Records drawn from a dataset
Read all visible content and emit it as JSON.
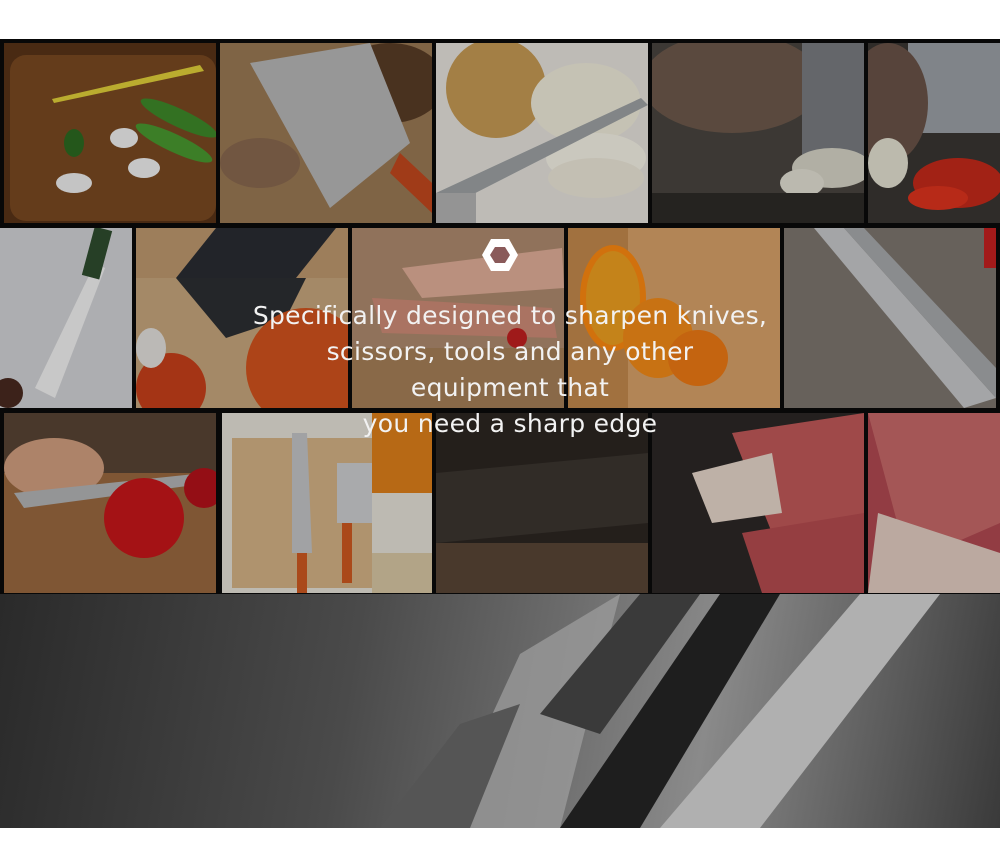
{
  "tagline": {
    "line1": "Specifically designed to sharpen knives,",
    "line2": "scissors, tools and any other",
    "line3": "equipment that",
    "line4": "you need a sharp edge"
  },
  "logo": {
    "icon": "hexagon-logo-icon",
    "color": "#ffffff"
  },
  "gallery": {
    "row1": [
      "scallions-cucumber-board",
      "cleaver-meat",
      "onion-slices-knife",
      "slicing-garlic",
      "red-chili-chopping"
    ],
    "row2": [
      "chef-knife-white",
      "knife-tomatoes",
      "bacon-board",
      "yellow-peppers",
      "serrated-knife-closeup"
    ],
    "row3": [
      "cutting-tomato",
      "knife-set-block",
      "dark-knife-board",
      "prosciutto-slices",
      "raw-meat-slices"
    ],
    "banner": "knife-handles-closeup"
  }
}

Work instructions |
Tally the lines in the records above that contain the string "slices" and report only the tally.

Result |
3